A companion bill is Senate Bill 88 which gives priority preference and a “non-traditional pathway” for military veterans to earn credentials needed to become teachers.
The proposed legislation has support of the Professional Association of Georgia Educators which has pushed for flexibility in staffing schools.
“Many districts struggle to recruit enough teachers for classroom vacancies, especially in hard-to-staff subjects,” said PAGE executive director Craig Harper. “The ability to hire experienced teachers is beneficial to students, schools and retired educators.”
Kemp acknowledged colleges are not graduating enough teachers to meet the demand, but military bases could play a key role. Georgia has 13.
“Military bases have no shortage of dedicated, hardworking veterans who are eager to continue serving their communities,” Kemp said. “The legislation will support and sustain a pathway for veterans [into classrooms].”
Harper said PAGE supports pathways for teachers into the classroom which do not always take the traditional route of first gaining a teaching certificate in college.
“Georgia’s students and schools benefit from these non-traditional entry points for people who realize they have a passion for teaching young people after they had experience in another career,” Harper said.
A data dashboard maintained by the Georgia Department of Education keeps track of the supply and demand of teachers across the state’s 180 school districts. The greatest needs for teachers is concentrated in larger districts, primarily in special education, career and technology, math and science.
Incentivizing retired teachers to return to the pool of qualified candidates could also help systems meet staffing needs. According to the Teacher Retirement System, there are over 120,000 retired teachers in Georgia with nearly 7,000 of those in Fulton County.
“These hardworking men and women bring a wealth of knowledge and decades spent raising the next generation of leaders,” Kemp said.
Kemp’s legislation also urges using the resources of the historically Black colleges and universities in Georgia to find more ways of bringing minority teachers into classrooms.
It also would put the state’s Teacher of the Year on the State Board of Education as an unofficial adviser. The teacher would serve as the “voice” of all teachers when decisions are made.
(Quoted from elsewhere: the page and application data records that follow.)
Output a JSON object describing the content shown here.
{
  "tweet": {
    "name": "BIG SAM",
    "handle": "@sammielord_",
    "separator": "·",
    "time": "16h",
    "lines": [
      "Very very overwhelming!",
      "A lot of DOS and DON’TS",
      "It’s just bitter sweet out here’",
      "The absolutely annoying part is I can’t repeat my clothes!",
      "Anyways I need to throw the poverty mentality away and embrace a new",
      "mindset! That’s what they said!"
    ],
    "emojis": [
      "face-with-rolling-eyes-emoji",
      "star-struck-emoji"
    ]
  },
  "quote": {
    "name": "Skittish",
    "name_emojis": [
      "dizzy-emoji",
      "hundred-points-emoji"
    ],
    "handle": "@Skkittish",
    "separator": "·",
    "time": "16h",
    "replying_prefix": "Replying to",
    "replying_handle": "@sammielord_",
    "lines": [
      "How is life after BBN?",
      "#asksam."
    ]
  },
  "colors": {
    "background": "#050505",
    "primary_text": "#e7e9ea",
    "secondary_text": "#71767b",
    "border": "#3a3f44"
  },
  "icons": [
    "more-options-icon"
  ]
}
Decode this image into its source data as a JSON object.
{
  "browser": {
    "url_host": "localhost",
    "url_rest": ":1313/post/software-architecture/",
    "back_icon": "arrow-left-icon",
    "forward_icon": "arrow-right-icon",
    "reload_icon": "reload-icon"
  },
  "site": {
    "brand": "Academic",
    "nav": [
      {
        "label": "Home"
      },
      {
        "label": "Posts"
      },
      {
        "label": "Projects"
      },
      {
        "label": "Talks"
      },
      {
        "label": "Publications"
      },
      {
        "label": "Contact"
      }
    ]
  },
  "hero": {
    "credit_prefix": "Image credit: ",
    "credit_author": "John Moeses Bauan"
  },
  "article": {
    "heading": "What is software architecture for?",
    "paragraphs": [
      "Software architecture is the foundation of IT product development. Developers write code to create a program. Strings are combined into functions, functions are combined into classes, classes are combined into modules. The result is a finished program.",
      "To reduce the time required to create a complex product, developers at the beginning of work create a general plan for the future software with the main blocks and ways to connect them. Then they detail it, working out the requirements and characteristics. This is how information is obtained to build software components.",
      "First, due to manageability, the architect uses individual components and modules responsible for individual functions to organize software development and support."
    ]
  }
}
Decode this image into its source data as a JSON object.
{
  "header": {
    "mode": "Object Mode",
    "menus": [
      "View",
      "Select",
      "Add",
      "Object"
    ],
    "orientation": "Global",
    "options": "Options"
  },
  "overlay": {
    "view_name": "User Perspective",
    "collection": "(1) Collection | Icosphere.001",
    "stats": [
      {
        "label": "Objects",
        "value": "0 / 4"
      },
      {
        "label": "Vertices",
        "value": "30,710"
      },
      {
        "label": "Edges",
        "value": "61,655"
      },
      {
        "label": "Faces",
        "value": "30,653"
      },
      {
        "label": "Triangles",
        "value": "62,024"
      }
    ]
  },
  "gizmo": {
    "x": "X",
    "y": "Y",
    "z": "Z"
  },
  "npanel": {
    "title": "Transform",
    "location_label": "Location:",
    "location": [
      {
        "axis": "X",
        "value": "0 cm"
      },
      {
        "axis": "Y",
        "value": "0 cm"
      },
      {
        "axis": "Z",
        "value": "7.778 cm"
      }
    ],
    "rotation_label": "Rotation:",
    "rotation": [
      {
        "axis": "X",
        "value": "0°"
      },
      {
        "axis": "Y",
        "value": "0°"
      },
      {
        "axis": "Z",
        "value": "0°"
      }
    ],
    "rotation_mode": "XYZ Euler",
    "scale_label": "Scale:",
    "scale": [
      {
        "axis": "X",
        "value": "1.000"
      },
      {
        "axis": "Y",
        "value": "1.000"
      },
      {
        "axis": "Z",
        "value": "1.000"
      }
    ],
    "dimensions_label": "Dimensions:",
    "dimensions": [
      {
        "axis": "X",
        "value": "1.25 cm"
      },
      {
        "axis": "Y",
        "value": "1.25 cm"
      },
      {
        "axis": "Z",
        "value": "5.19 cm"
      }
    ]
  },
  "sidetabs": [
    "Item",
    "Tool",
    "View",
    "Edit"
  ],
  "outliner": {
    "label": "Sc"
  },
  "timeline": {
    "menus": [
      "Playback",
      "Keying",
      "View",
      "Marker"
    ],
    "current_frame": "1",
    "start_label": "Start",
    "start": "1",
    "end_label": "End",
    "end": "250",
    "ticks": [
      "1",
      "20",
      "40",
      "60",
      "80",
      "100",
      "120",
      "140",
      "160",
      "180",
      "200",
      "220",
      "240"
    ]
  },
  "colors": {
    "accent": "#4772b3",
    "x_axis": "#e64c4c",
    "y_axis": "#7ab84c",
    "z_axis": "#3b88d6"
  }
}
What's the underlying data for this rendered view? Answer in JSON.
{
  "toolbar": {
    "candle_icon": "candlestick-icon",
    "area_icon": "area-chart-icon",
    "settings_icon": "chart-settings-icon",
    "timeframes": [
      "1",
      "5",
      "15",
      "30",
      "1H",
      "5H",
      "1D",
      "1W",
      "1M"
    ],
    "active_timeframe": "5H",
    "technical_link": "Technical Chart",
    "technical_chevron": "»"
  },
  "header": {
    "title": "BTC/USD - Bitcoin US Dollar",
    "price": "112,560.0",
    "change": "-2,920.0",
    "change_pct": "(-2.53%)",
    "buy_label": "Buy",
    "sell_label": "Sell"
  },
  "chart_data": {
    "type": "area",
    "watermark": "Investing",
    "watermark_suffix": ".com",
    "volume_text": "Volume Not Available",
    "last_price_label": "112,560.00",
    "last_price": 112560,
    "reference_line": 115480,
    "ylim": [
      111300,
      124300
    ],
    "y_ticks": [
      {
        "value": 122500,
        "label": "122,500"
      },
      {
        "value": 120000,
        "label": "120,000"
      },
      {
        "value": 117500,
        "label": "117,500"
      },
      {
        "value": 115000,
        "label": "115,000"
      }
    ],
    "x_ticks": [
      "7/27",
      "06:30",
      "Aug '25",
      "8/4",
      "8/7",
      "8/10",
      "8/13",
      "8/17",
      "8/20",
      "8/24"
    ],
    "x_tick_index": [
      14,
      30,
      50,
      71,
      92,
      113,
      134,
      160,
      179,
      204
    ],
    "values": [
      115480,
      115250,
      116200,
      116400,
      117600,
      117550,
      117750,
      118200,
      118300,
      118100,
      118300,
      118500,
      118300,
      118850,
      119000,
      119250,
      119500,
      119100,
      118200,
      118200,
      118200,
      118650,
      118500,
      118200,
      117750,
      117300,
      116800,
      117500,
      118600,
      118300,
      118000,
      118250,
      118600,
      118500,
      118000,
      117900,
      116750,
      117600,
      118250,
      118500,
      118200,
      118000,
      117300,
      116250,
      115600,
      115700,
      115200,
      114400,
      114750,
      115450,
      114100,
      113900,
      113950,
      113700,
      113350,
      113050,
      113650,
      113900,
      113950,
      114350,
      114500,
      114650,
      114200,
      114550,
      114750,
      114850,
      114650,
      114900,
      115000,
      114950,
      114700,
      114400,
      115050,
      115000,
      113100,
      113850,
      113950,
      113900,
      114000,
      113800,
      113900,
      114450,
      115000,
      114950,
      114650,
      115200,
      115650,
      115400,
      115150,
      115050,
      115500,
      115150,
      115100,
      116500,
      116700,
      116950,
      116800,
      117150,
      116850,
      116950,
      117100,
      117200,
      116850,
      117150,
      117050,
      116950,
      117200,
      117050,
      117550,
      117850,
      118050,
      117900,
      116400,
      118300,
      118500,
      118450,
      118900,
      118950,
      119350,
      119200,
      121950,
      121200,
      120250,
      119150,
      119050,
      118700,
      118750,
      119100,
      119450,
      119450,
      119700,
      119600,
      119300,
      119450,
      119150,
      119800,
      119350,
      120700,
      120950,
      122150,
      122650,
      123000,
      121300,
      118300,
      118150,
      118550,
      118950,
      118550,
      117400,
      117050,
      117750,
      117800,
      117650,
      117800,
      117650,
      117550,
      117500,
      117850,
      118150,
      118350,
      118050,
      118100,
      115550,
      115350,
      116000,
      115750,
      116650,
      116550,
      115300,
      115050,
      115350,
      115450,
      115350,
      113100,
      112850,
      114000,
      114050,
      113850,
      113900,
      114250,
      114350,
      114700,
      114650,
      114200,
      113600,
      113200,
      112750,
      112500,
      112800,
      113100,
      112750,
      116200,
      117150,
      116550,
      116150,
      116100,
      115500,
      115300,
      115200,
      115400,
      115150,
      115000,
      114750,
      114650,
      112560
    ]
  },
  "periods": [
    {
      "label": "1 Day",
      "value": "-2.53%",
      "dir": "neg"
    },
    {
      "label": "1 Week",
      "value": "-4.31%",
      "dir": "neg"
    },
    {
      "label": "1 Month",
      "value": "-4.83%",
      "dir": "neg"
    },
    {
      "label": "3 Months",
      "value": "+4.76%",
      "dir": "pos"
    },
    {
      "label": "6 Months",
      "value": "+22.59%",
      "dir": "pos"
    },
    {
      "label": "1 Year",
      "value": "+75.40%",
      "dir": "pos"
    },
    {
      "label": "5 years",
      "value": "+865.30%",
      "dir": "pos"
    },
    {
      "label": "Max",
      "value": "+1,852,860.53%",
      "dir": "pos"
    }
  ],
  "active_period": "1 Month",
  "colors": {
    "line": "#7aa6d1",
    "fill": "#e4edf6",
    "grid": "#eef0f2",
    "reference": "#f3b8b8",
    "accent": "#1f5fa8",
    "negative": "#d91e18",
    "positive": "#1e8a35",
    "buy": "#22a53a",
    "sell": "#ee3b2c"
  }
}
“The teacher would be providing valuable insight on how the decisions the state board makes will impact classrooms,” Kemp said.